The EPDC is the Phillipines first electronics design facility that will provide design, prototyping, and testing facilities for printed circuit boards (PCB).
Innovative thinking is one of the many hurdles to overcome when it comes to the local electronics manufacturers in the Philippines, according to Earl Qua, president of the Electronics Industry Association of the Philippines Inc. (EIAPI).
“The mindset of creating IP is not ubiquitous. It is a very exotic, extremely risky venture. Even if you did get it across the design phase, people view Philippine technology somewhat not at par with the rest of the world. So, there are some psychological barriers as well, both internally and externally,” says Qua. “In the design industry, the bench is not that deep. Part of the reason for that is because for engineers to be good at design, it is an experiential thing. If you are not practicing design or experienced in designing, it inhibits you from becoming a better engineer.”

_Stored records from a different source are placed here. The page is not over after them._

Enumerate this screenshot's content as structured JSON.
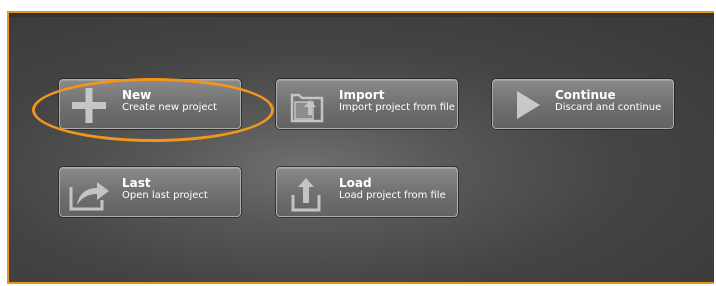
{
  "buttons": {
    "new": {
      "title": "New",
      "subtitle": "Create new project",
      "icon": "plus-icon"
    },
    "import": {
      "title": "Import",
      "subtitle": "Import project from file",
      "icon": "import-folder-icon"
    },
    "continue": {
      "title": "Continue",
      "subtitle": "Discard and continue",
      "icon": "play-icon"
    },
    "last": {
      "title": "Last",
      "subtitle": "Open last project",
      "icon": "open-last-arrow-icon"
    },
    "load": {
      "title": "Load",
      "subtitle": "Load project from file",
      "icon": "upload-tray-icon"
    }
  },
  "colors": {
    "accent": "#f0961e",
    "panel_border": "#e8951e",
    "button_text": "#ffffff",
    "icon": "#c4c4c4"
  }
}
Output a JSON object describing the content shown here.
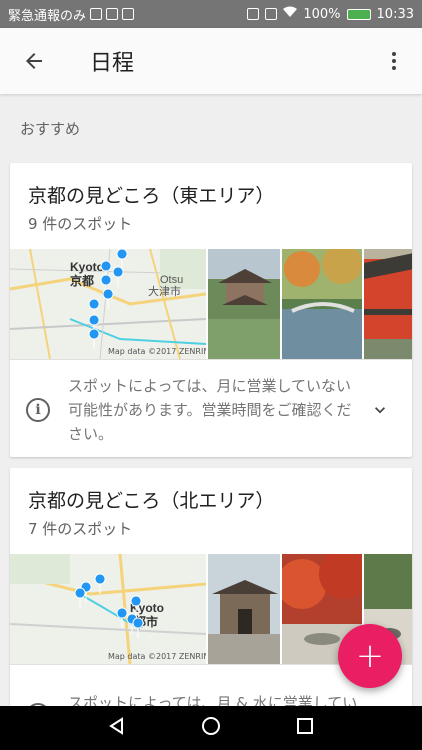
{
  "status_bar": {
    "left_text": "緊急通報のみ",
    "battery": "100%",
    "time": "10:33"
  },
  "appbar": {
    "title": "日程",
    "back_icon": "arrow-back-icon",
    "menu_icon": "more-vert-icon"
  },
  "section_label": "おすすめ",
  "cards": [
    {
      "title": "京都の見どころ（東エリア）",
      "subtitle": "9 件のスポット",
      "map_labels": [
        "Kyoto",
        "京都",
        "Otsu",
        "大津市"
      ],
      "map_credit": "Map data ©2017 ZENRIN",
      "info": "スポットによっては、月に営業していない可能性があります。営業時間をご確認ください。"
    },
    {
      "title": "京都の見どころ（北エリア）",
      "subtitle": "7 件のスポット",
      "map_labels": [
        "Kyoto",
        "都市"
      ],
      "map_credit": "Map data ©2017 ZENRIN",
      "info": "スポットによっては、月 & 水に営業していない可能性があります。営業時間"
    }
  ],
  "fab_label": "+",
  "colors": {
    "accent": "#e91e63",
    "pin": "#2196f3"
  }
}
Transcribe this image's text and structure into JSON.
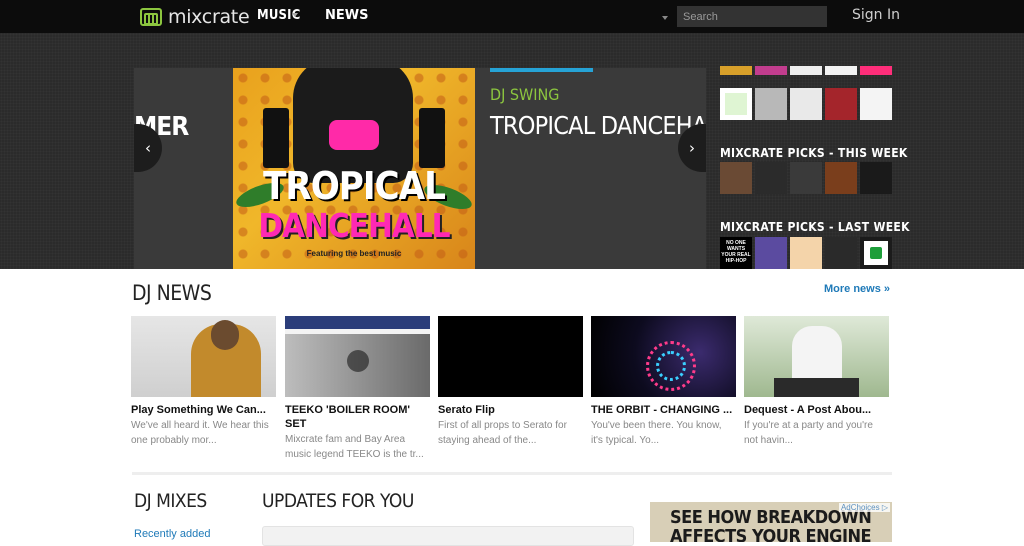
{
  "header": {
    "logo_text": "mixcrate",
    "nav_music": "MUSIC",
    "nav_news": "NEWS",
    "search_placeholder": "Search",
    "sign_in": "Sign In"
  },
  "hero": {
    "prev_slide_text": "MER",
    "slide_image_line1": "TROPICAL",
    "slide_image_line2": "DANCEHALL",
    "slide_image_line3": "Featuring the best music",
    "artist": "DJ SWING",
    "title": "TROPICAL DANCEHALL",
    "prev_arrow": "‹",
    "next_arrow": "›"
  },
  "sidebar": {
    "picks_this_week_title": "MIXCRATE PICKS - THIS WEEK",
    "picks_last_week_title": "MIXCRATE PICKS - LAST WEEK",
    "last_week_first_thumb_text": "NO ONE WANTS YOUR REAL HIP-HOP",
    "row0_colors": [
      "#d8a02a",
      "#c23d8e",
      "#eeeeee",
      "#f3f3f3",
      "#ff2e7a"
    ],
    "row1_colors": [
      "#dff5d3",
      "#b8b8b8",
      "#e9e9e9",
      "#a4252b",
      "#f4f4f4"
    ],
    "this_week_colors": [
      "#6a4a34",
      "#2b2b2b",
      "#3a3a3a",
      "#7a3e1c",
      "#1a1a1a"
    ],
    "last_week_colors": [
      "#000000",
      "#5b4ba0",
      "#f4d4aa",
      "#2a2a2a",
      "#ffffff"
    ]
  },
  "news": {
    "title": "DJ NEWS",
    "more_link": "More news »",
    "items": [
      {
        "headline": "Play Something We Can...",
        "desc": "We've all heard it. We hear this one probably mor..."
      },
      {
        "headline": "TEEKO 'BOILER ROOM' SET",
        "desc": "Mixcrate fam and Bay Area music legend TEEKO is the tr..."
      },
      {
        "headline": "Serato Flip",
        "desc": "First of all props to Serato for staying ahead of the..."
      },
      {
        "headline": "THE ORBIT - CHANGING ...",
        "desc": "You've been there. You know, it's typical. Yo..."
      },
      {
        "headline": "Dequest - A Post Abou...",
        "desc": "If you're at a party and you're not havin..."
      }
    ]
  },
  "mixes": {
    "title": "DJ MIXES",
    "recently_added": "Recently added"
  },
  "updates": {
    "title": "UPDATES FOR YOU"
  },
  "ad": {
    "line1": "SEE HOW BREAKDOWN",
    "line2": "AFFECTS YOUR ENGINE",
    "adchoices": "AdChoices ▷"
  }
}
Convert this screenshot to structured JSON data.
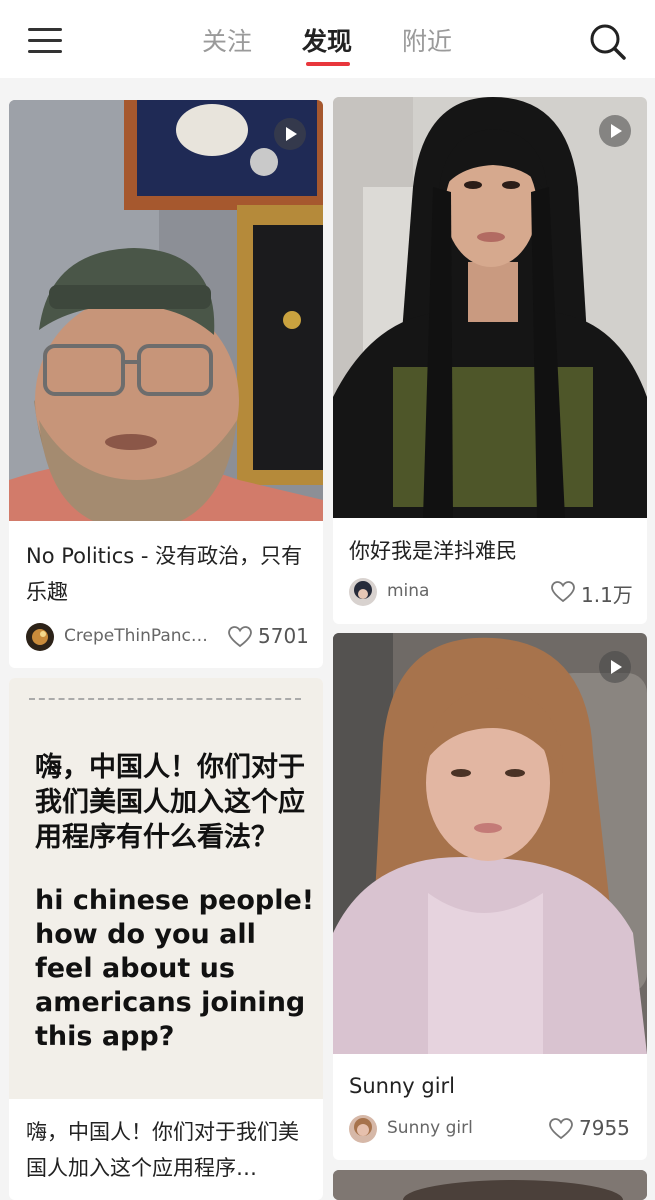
{
  "header": {
    "tabs": [
      {
        "label": "关注",
        "active": false
      },
      {
        "label": "发现",
        "active": true
      },
      {
        "label": "附近",
        "active": false
      }
    ],
    "accent_color": "#e8363c"
  },
  "feed": {
    "cards": [
      {
        "title": "No Politics - 没有政治，只有乐趣",
        "author": "CrepeThinPanc…",
        "likes": "5701",
        "has_video": true
      },
      {
        "title": "你好我是洋抖难民",
        "author": "mina",
        "likes": "1.1万",
        "has_video": true
      },
      {
        "image_text_zh": "嗨，中国人！你们对于我们美国人加入这个应用程序有什么看法？",
        "image_text_en": "hi chinese people! how do you all feel about us americans joining this app?",
        "title": "嗨，中国人！你们对于我们美国人加入这个应用程序…",
        "has_video": false
      },
      {
        "title": "Sunny girl",
        "author": "Sunny girl",
        "likes": "7955",
        "has_video": true
      }
    ]
  }
}
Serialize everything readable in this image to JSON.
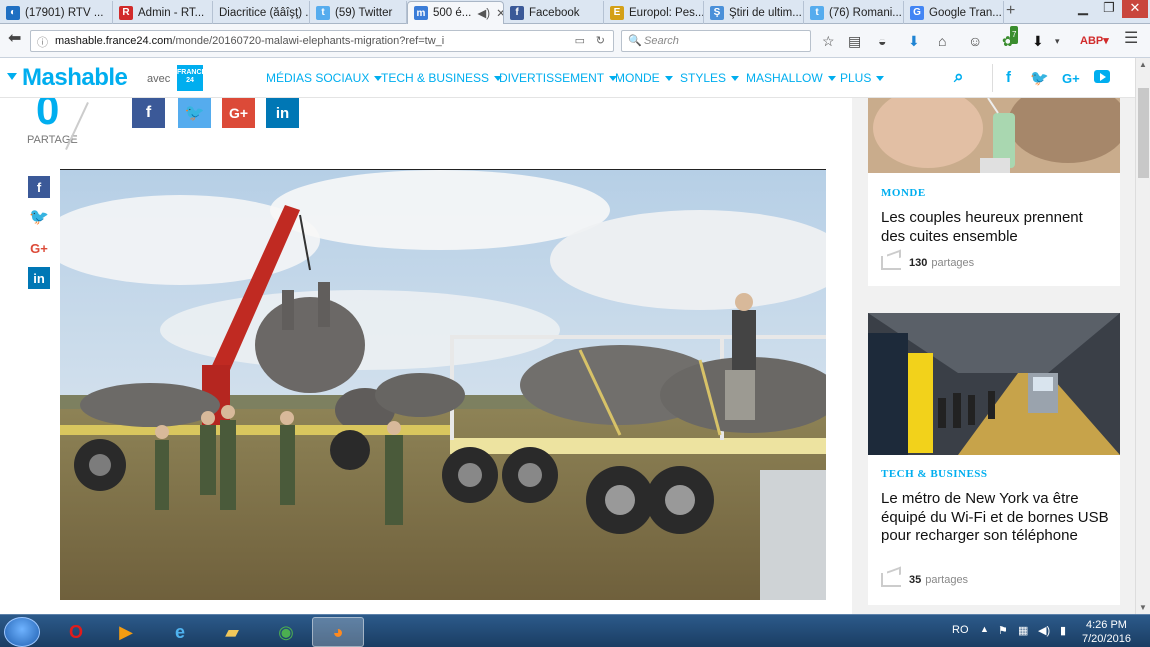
{
  "tabs": [
    {
      "label": "(17901) RTV ...",
      "color": "#1e6fc2",
      "glyph": "◐"
    },
    {
      "label": "Admin - RT...",
      "color": "#d12b2b",
      "glyph": "R"
    },
    {
      "label": "Diacritice (ăâîşţ) ...",
      "color": "#e8e8e8",
      "glyph": ""
    },
    {
      "label": "(59) Twitter",
      "color": "#55acee",
      "glyph": "t"
    },
    {
      "label": "500 é...",
      "color": "#3b7dd8",
      "glyph": "m"
    },
    {
      "label": "Facebook",
      "color": "#3b5998",
      "glyph": "f"
    },
    {
      "label": "Europol: Pes...",
      "color": "#d4a017",
      "glyph": "E"
    },
    {
      "label": "Ştiri de ultim...",
      "color": "#4a90d9",
      "glyph": "Ş"
    },
    {
      "label": "(76) Romani...",
      "color": "#55acee",
      "glyph": "t"
    },
    {
      "label": "Google Tran...",
      "color": "#4285f4",
      "glyph": "G"
    }
  ],
  "browser": {
    "url_host": "mashable.france24.com",
    "url_path": "/monde/20160720-malawi-elephants-migration?ref=tw_i",
    "search_placeholder": "Search",
    "badge_count": "7"
  },
  "site": {
    "logo": "Mashable",
    "avec": "avec",
    "f24": "FRANCE 24",
    "menu": [
      "MÉDIAS SOCIAUX",
      "TECH & BUSINESS",
      "DIVERTISSEMENT",
      "MONDE",
      "STYLES",
      "MASHALLOW",
      "PLUS"
    ]
  },
  "article": {
    "share_count": "0",
    "share_label": "PARTAGE"
  },
  "cards": [
    {
      "category": "MONDE",
      "title": "Les couples heureux prennent des cuites ensemble",
      "shares": "130",
      "shares_label": "partages"
    },
    {
      "category": "TECH & BUSINESS",
      "title": "Le métro de New York va être équipé du Wi-Fi et de bornes USB pour recharger son téléphone",
      "shares": "35",
      "shares_label": "partages"
    }
  ],
  "taskbar": {
    "lang": "RO",
    "time": "4:26 PM",
    "date": "7/20/2016"
  }
}
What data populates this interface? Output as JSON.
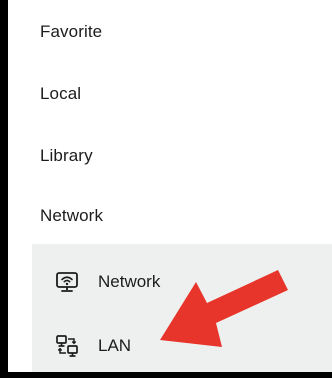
{
  "menu": {
    "sections": [
      {
        "label": "Favorite"
      },
      {
        "label": "Local"
      },
      {
        "label": "Library"
      },
      {
        "label": "Network"
      }
    ],
    "network_items": [
      {
        "label": "Network",
        "icon": "wifi-monitor-icon"
      },
      {
        "label": "LAN",
        "icon": "lan-computers-icon"
      }
    ]
  },
  "annotation": {
    "arrow_color": "#e8352b",
    "arrow_target": "LAN"
  },
  "colors": {
    "background": "#ffffff",
    "subpanel_background": "#eef0ef",
    "text": "#1c1c1c",
    "frame": "#000000"
  }
}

And that is one of the initiatives of the Electronics Product Development Center (EPDC), a project initiated by EIAPI, funded by the Department of Science and Technology–Philippine Council for Industry, Energy and Emerging Technology Research and Development (DOST-PCIEERD), and implemented by the Advanced Science and Technology Institute (ASTI), an agency under the DOST mandated to undertake R&D activities aimed at strengthening and modernizing the country’s information and communications technology and microelectronics.
The EPDC is the country’s first electronics design facility that will provide design, prototyping, and testing facilities for printed circuit boards (PCB). It is staffed with professionals who have more than 100 accumulated years in the industry.
“We have different facilities that enable us to be a one-stop shop for any Filipino entity—be it a school, a company, or entrepreneur—if they have a product concept but they don’t have the technical capability to design, test, or prototype it, this is a one-stop shop for them,” says Qua. “An entrepreneur who, for example, has a product idea but does not have an engineering background, or electronics/electrical engineering background. They can come here and work with the design industry to conceptualize the product, prototype the product, get it tested, and make it ready for primetime. Or for the use of SMEs and schools that cannot afford to purchase the tools and equipment that the facility provides. It’s a resource for the Philippines to inclusively enhance its technological capability. We want to help bridge that gap by creating a center like this so that we can enhance the design capability of the country.”
Another trend right now is the move towards Industry 4.0, towards a smart manufacturing environment enabled by technologies such as sensors, data, and analytics. These, implemented properly, will help transform manufacturing processes and take production to the next level.
Earl Qua, President of the Electronics Industry Association of the Philippines Inc.Qua, who is also the vice president at Ionics EMS, an electronics manufacturing service (EMS) provider in the Philippines, spearheaded the smart factory program of the company. “We started interconnecting different machines and created a digital twin of the factory, where every aspect of operations can be viewed online or from a single enterprise room. That was an initiative that I started within Ionics, and that proved to be quite effective in terms of efficiency,” he says.
But it is a double-edged sword, according to Qua. “While Industry 4.0 increases your efficiency significantly, the effect is that we are minimizing dependency on the labor side. And manufacturing in the Philippines, as it is today, is primarily based on a labor arbitrage business model, cheaper labor. As the degree of freedom of automation increases, the reliance on labor decreases, a threshold will be reached to a point where labor will no longer be needed. This is called, “lights out manufacturing”. We are not operating in a vacuum; this is going to be a worldwide transition. As this occurs, we are going to see manufacturing shift back to the first world and/or to regions that are closer to the points of consumption where logistical costs and energy cost will be cheaper. This is already happening, and we will probably see disruption within five to 10 years when automation becomes more affordable, smarter and have more flexibility and dexterity. Our customers are going to weigh in on other decision factors apart from labor costs such as original designed product offering, proprietary or unique manufacturing techniques, cost of electricity, cost of money, back-end and front-end supply chains… For the Philippines to still be competitive, you need to boost those other factors,” he explains.
As an industry and as individual companies, the local manufacturers must learn how to pivot, according to Qua. “Getting into the designing products and getting into the innovation space where we own our own IP and we can generate our own products and solutions, becomes crucial. Otherwise, if we are playing on the labor arbitrage game, it is not a sustainable model.”
Stephen Las Marias is a contributing writer for EETimes Asia.